Investment casting is an industrial process based on lost-wax casting, one of the oldest known metal-forming techniques. The term "lost-wax casting" can also refer to modern investment casting processes.
Investment casting has been used in various forms for the last 5,000 years. In its earliest forms, beeswax was used to form patterns necessary for the casting process. Today, more advanced waxes, refractory materials and specialist alloys are typically used for making patterns. Investment casting is valued for its ability to produce components with accuracy, repeatability, versatility and integrity in a variety of metals and high-performance alloys.
The fragile wax patterns must withstand forces encountered during the mold making. Much of the wax used in investment casting can be reclaimed and reused.
Investment casting derives its name from the pattern being invested (surrounded) with a refractory material. Many materials are suitable for investment casting; examples are stainless steel alloys, brass, aluminium, carbon steel and glass. The material is poured into a cavity in a refractory material that is an exact negative replica of the desired part. Due to the hardness of refractory materials used, investment casting can produce products with exceptional surface qualities, which can reduce the need for secondary machine processes.
The process can be used for both small castings of a few ounces and large castings weighing several hundred pounds. It can be more expensive than die casting or sand casting, but per-unit costs decrease with large volumes. Investment casting can produce complicated shapes that would be difficult or impossible with other casting methods. It can also produce products with exceptional surface qualities and low tolerances with minimal surface finishing or machining required.
Tool Design / Build
Designing the tool as per the component’s geometry and quantity requirements considering various factors like shrinkage properties of wax, metal and it’s design.

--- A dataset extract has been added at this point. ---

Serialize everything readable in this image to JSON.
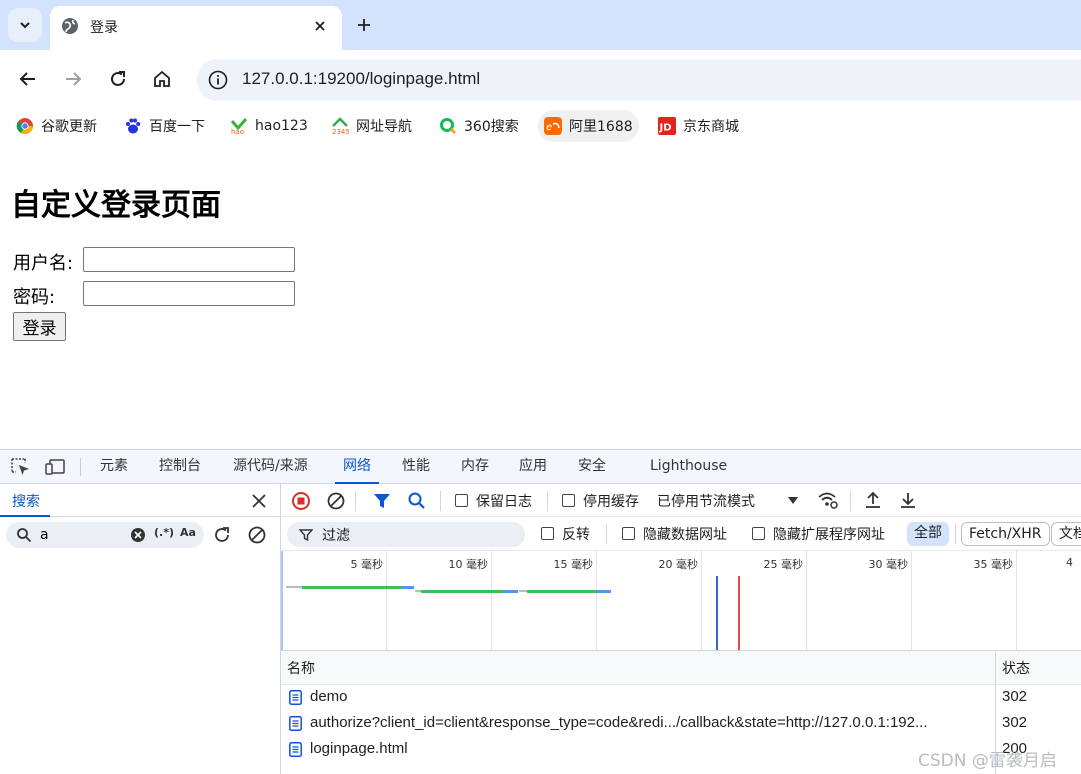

Firstly, the wax replica of the required casting is produced with the help of injection molding. Such wax replicas are known as patterns.
Secondly, the wax pattern is attached to a sprue (central wax stick) for forming an assembly or casting cluster.
Thirdly, a shell is made by dipping the assembly inside a container comprising of liquid ceramic slurry followed by putting it into a bed comprising of very fine sand approximately up to at least 8 layers can be applied in such a manner.
Fourthly, the wax is immediately melted out the moment the ceramic is dried out, forming a negative impact of the assembly inside the shell.
Small sample is taken from the molten metal and it is quickly solidified by the help of quenching it in the water. It is then tested in Spectrometer to know it’s chemical properties.
Liquid Metal Pouring
In case of the conventional process, molten metal is filled in the shell via gravity pouring. When the metal cools down, the pouring cup, sprue, gates and parts turn into one solid casting.
When the metal gets cooled and solidified, next the ceramic shells are broken with the help of water blasting or vibration.
The parts are traditionally cut away and separated from the main sprue with the help of a friction saw of high speed.
Heat treatment is a controlled process used to alter the microstructure of metals such as stainless steel, carbon steel and alloy steels to impart properties which benefit the working life of a component, for example increased surface hardness, temperature resistance, ductility and strength.
Tensile Strength, Yield Stress, Elongation and Reduction of area are important parameters that can be achieved by testing the Tensile Test bars in Universal Testing Machine.
The metal castings that are identical to that of the original one is finally complete post minor finishing operations.
Various Destructive and Non-Destructive Tests like Bend Test, Impact Test, IGC test, Radiography Test, Liquid Penetrant Test, Magnetic Particle Examination, Ultrasonic Tests, Eddy Current Tests, Microscopic Examination.